* [TASK DIRECTIONS] Copy every record verbatim. Leave the pictures out.

* [DATA FOR THIS TASK]
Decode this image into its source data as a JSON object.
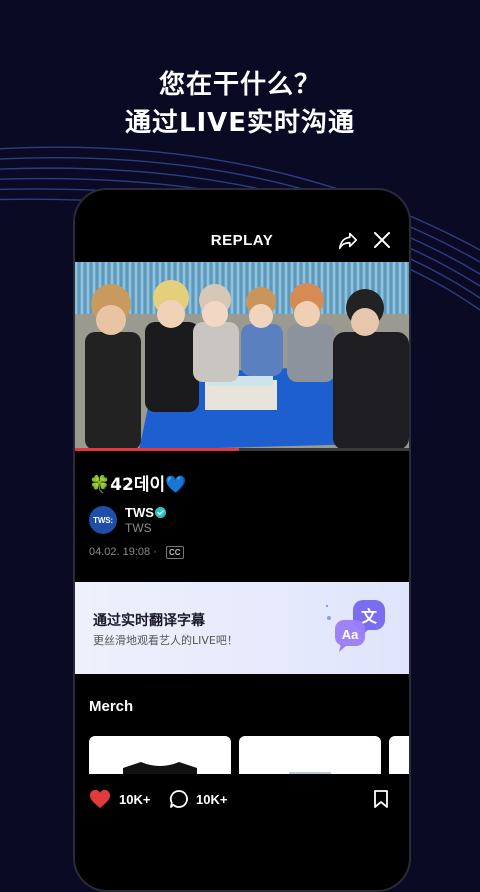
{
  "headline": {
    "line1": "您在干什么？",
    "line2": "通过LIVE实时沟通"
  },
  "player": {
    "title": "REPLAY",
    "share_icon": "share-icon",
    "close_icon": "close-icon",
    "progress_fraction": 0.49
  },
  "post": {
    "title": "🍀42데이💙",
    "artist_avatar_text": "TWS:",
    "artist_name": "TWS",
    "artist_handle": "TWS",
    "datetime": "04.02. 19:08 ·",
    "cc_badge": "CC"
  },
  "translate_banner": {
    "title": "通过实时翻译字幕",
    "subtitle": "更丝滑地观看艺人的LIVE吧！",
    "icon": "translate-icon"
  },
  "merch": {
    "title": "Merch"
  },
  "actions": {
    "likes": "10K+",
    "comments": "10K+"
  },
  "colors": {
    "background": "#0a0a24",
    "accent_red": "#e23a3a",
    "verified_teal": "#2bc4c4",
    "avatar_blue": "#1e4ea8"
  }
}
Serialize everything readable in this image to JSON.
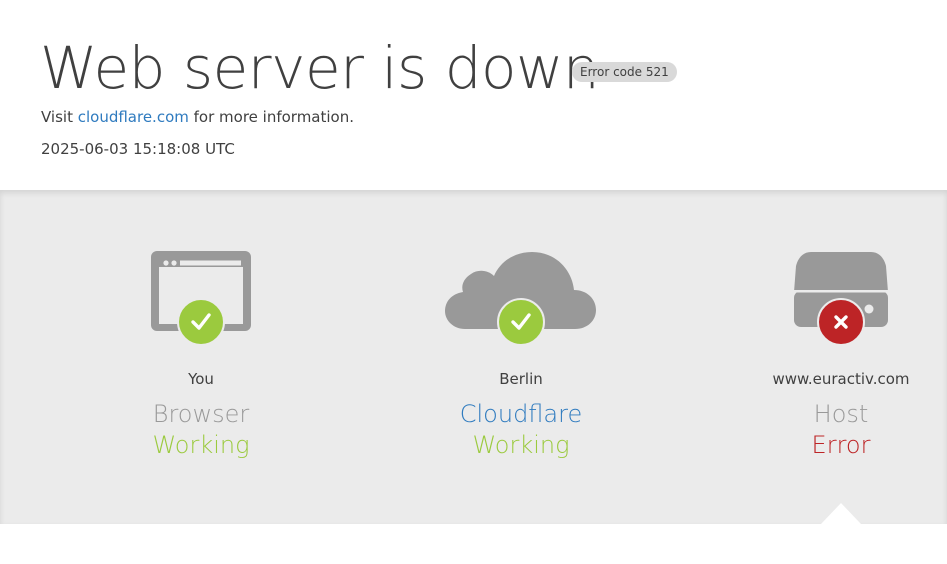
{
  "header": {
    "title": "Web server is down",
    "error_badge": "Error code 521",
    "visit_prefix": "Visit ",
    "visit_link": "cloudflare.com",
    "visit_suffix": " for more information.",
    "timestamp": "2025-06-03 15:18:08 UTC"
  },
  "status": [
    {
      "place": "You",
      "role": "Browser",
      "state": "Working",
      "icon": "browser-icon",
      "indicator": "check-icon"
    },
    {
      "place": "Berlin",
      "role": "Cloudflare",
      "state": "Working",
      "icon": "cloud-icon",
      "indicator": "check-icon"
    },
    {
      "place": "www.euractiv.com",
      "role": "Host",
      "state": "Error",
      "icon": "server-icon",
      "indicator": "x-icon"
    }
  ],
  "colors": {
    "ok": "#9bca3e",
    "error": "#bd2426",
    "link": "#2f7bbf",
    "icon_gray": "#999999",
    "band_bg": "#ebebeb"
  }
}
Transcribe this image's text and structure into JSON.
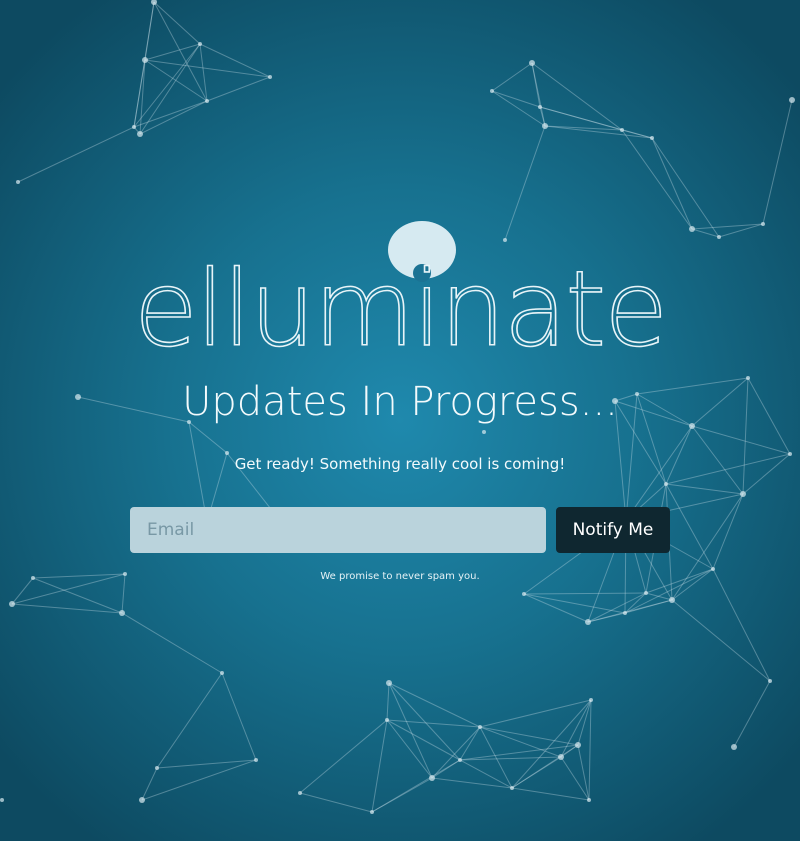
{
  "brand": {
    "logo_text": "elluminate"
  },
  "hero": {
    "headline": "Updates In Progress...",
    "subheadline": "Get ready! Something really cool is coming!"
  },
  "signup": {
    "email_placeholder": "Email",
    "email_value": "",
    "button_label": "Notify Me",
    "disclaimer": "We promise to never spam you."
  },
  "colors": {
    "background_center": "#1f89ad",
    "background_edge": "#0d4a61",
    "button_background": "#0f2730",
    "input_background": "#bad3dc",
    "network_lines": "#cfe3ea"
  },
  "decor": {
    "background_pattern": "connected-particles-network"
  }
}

* [RESPONSE TO THIS EXERCISE]
Decode this image into its source data as a JSON object.
{
  "headline": {
    "line1": "您在干什么？",
    "line2": "通过LIVE实时沟通"
  },
  "player": {
    "title": "REPLAY",
    "share_icon": "share-icon",
    "close_icon": "close-icon",
    "progress_fraction": 0.49
  },
  "post": {
    "title": "🍀42데이💙",
    "artist_avatar_text": "TWS:",
    "artist_name": "TWS",
    "artist_handle": "TWS",
    "datetime": "04.02. 19:08 ·",
    "cc_badge": "CC"
  },
  "translate_banner": {
    "title": "通过实时翻译字幕",
    "subtitle": "更丝滑地观看艺人的LIVE吧！",
    "icon": "translate-icon"
  },
  "merch": {
    "title": "Merch"
  },
  "actions": {
    "likes": "10K+",
    "comments": "10K+"
  },
  "colors": {
    "background": "#0a0a24",
    "accent_red": "#e23a3a",
    "verified_teal": "#2bc4c4",
    "avatar_blue": "#1e4ea8"
  }
}
Serialize everything readable in this image to JSON.
{
  "header": {
    "title": "Web server is down",
    "error_badge": "Error code 521",
    "visit_prefix": "Visit ",
    "visit_link": "cloudflare.com",
    "visit_suffix": " for more information.",
    "timestamp": "2025-06-03 15:18:08 UTC"
  },
  "status": [
    {
      "place": "You",
      "role": "Browser",
      "state": "Working",
      "icon": "browser-icon",
      "indicator": "check-icon"
    },
    {
      "place": "Berlin",
      "role": "Cloudflare",
      "state": "Working",
      "icon": "cloud-icon",
      "indicator": "check-icon"
    },
    {
      "place": "www.euractiv.com",
      "role": "Host",
      "state": "Error",
      "icon": "server-icon",
      "indicator": "x-icon"
    }
  ],
  "colors": {
    "ok": "#9bca3e",
    "error": "#bd2426",
    "link": "#2f7bbf",
    "icon_gray": "#999999",
    "band_bg": "#ebebeb"
  }
}
Transcribe this image's text and structure into JSON.
{
  "brand": {
    "logo_text": "elluminate"
  },
  "hero": {
    "headline": "Updates In Progress...",
    "subheadline": "Get ready! Something really cool is coming!"
  },
  "signup": {
    "email_placeholder": "Email",
    "email_value": "",
    "button_label": "Notify Me",
    "disclaimer": "We promise to never spam you."
  },
  "colors": {
    "background_center": "#1f89ad",
    "background_edge": "#0d4a61",
    "button_background": "#0f2730",
    "input_background": "#bad3dc",
    "network_lines": "#cfe3ea"
  },
  "decor": {
    "background_pattern": "connected-particles-network"
  }
}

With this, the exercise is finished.